The Tiger and I visited The Deep exhibition at the ArtScience Museum right after we were done with the Dreamworks Animation exhibition. Down the path after exiting Dreamworks, we were hit with a total contrast in terms of a welcome.
Upon entering The Deep, our eyes had to adjust to the close-to-pitch black darkness enveloping us, with only streaks of blue and white from the panels being the only sources of light. As we entered, the exhibits gave us an overall view of deepsea exploration around the world – how it advanced through history, and general underwater geography.

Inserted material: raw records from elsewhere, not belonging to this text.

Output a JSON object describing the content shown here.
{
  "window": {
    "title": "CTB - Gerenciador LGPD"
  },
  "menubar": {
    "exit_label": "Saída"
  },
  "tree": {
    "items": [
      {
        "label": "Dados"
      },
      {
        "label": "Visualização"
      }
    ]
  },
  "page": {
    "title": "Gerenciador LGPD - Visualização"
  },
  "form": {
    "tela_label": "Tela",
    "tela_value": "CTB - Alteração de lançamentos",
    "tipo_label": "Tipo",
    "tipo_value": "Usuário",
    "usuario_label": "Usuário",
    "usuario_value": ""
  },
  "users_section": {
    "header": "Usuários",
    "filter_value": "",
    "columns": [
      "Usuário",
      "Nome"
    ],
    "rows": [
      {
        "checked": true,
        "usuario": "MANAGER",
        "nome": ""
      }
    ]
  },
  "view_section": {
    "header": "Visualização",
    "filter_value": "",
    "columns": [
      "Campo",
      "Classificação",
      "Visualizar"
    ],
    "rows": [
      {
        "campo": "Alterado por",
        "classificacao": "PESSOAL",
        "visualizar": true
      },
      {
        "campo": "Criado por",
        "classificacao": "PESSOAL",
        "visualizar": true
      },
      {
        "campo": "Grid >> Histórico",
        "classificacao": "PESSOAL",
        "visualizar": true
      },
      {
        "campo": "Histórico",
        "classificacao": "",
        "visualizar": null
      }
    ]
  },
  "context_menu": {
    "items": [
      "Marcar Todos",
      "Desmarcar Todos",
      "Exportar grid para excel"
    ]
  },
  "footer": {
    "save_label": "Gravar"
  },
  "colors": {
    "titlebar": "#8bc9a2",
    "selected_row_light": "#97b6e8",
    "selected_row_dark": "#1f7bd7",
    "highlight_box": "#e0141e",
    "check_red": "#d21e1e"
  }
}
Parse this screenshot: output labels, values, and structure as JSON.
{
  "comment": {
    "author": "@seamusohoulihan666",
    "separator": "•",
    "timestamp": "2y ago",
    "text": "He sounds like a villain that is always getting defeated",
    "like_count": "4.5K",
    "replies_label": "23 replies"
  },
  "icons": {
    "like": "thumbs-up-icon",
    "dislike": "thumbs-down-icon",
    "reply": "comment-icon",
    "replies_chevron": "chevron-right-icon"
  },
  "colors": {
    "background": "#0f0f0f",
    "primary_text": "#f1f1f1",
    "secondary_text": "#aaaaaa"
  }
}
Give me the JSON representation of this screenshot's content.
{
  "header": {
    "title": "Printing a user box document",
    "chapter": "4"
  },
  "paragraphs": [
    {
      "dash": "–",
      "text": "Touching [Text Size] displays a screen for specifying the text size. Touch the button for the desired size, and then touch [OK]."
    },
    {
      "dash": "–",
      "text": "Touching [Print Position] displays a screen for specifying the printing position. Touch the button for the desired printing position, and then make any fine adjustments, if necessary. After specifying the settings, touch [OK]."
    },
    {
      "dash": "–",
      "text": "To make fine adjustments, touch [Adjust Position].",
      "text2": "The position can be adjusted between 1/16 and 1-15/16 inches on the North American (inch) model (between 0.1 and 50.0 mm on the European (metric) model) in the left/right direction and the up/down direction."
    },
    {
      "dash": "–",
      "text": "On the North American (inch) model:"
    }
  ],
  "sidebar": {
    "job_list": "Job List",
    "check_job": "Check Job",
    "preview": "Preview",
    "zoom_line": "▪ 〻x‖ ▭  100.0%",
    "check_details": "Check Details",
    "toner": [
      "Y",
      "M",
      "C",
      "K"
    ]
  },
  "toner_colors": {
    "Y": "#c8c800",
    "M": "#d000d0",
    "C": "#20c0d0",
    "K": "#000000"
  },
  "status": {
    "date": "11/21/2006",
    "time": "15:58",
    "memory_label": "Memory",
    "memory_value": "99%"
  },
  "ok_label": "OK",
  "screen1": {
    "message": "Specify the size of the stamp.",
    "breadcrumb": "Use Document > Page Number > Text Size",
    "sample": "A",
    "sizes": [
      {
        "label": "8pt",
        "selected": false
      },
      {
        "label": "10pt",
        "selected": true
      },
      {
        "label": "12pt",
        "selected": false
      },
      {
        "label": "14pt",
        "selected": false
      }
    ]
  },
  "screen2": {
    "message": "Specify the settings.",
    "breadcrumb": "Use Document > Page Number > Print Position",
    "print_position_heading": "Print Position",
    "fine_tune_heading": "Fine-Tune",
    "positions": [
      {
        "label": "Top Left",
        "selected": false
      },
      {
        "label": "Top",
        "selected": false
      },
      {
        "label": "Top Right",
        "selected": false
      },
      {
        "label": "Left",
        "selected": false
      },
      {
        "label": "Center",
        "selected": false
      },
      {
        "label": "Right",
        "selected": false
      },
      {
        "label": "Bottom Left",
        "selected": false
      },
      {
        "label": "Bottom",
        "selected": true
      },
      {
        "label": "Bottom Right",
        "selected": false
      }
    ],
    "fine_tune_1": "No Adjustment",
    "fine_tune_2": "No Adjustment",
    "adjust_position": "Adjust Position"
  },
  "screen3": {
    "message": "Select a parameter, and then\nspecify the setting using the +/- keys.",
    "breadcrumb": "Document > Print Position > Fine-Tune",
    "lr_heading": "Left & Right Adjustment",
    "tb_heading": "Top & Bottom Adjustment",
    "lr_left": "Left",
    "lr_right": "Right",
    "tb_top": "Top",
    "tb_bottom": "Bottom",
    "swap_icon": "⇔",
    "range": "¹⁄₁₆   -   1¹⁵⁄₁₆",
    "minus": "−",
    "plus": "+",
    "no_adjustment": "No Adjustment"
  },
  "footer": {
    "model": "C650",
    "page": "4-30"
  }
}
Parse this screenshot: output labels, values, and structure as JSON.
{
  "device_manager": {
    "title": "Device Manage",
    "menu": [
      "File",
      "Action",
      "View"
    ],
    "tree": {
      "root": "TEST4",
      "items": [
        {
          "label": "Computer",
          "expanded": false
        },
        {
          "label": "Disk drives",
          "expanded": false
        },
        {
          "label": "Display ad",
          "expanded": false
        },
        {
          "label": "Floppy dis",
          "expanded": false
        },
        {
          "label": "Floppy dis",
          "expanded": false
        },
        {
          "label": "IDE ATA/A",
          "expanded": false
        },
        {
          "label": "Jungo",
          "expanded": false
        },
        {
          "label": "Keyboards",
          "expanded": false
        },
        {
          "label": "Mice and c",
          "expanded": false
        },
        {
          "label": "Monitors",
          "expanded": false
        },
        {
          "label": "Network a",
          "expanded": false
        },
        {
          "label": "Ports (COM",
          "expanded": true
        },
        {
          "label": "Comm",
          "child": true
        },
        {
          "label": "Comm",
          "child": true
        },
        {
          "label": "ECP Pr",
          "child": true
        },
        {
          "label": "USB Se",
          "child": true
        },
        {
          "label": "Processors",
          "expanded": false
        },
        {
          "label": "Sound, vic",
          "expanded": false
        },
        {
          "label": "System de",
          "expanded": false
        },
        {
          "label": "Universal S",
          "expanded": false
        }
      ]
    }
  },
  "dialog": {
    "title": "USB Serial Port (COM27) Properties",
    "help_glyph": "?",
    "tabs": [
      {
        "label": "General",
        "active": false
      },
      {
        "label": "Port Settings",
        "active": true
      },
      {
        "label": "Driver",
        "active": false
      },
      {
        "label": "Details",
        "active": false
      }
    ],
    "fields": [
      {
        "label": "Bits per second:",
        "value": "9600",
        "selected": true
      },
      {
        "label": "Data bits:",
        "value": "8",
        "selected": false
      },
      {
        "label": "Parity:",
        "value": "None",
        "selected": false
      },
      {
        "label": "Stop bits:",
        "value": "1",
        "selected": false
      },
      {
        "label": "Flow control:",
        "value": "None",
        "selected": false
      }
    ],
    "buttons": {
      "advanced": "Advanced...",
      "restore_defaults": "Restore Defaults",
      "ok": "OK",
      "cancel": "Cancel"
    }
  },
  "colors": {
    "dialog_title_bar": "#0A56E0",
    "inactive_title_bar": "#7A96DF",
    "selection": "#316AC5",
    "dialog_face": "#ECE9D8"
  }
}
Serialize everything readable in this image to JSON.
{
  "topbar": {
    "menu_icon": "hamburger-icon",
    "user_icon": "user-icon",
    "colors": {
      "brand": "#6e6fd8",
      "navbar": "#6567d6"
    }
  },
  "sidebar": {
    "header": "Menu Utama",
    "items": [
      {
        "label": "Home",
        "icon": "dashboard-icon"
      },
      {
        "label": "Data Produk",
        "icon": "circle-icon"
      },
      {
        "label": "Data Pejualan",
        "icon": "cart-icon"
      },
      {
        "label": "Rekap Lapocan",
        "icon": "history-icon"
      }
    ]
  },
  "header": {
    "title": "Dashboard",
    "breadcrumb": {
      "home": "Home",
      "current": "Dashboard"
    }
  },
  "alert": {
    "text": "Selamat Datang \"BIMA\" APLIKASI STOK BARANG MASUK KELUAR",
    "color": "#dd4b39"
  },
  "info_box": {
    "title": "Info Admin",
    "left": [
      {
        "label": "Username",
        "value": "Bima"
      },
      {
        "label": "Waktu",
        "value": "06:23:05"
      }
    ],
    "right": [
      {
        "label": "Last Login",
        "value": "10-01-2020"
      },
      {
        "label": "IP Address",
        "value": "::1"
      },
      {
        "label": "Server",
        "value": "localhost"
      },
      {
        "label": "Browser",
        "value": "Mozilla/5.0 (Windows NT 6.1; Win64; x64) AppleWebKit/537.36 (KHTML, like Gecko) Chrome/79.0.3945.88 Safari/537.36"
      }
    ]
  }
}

Moving on, we entered this room with a few cases of deepsea creatures suspended in resin, with clay jars showcasing sea organisms and their bio-luminescence, with black light torches to see the colours.
After which, we continued deeper into the exhibition, descending every thousand feet or more and seeing smaller, stranger-looking creatures as we went on. Like the first room, these fishes are suspended in resin and showcased on small windows or zoomed-in photographs, especially since deepsea creatures are usually small to withstand the immense amount of pressure at that kind of depth.
And as there is no light at that kind of depth, animals are, more often than not, either blind or produce their own light. Therefore, this results in the romanticized ideas of anglerfish and deepsea jellyfish.
Note: One thing I learnt from my dad’s angler self – if you were to go to the beach during a clear night, with hardly any lighting, you’ll be able to see sea fungus and jellyfish light up from under the sea. I have yet to see such a sight, but it’ll be great to imagine first.
Before visitors got to the end of the exhibition, a video montage was broadcasted, showcasing undersea marine life and its vibrancy despite the darkness. This was later followed by research and studies done on conservation, and how ignorance of the fragility of undersea life is robbing the world of a valuable resource.
Curated by then wildlife and scientific film director Claire Nouvian, the exhibition aims to increase awareness of the rich life within the abyss. With careless fishing (trawling nets etc…), waste is piling against what is needed. And something needs to be done.
As mentioned by Dr Cindy Lee Van Dover, “More men have walked on the surface of the moon than have dived to the deepest part of our oceans.”
Perhaps it’s time for funds to be shifted to make new discoveries and alternatives which will save the world, one way or another.
The Deep exhibition is running in the ArtScience Museum until 27th October 2015. For more information, click here.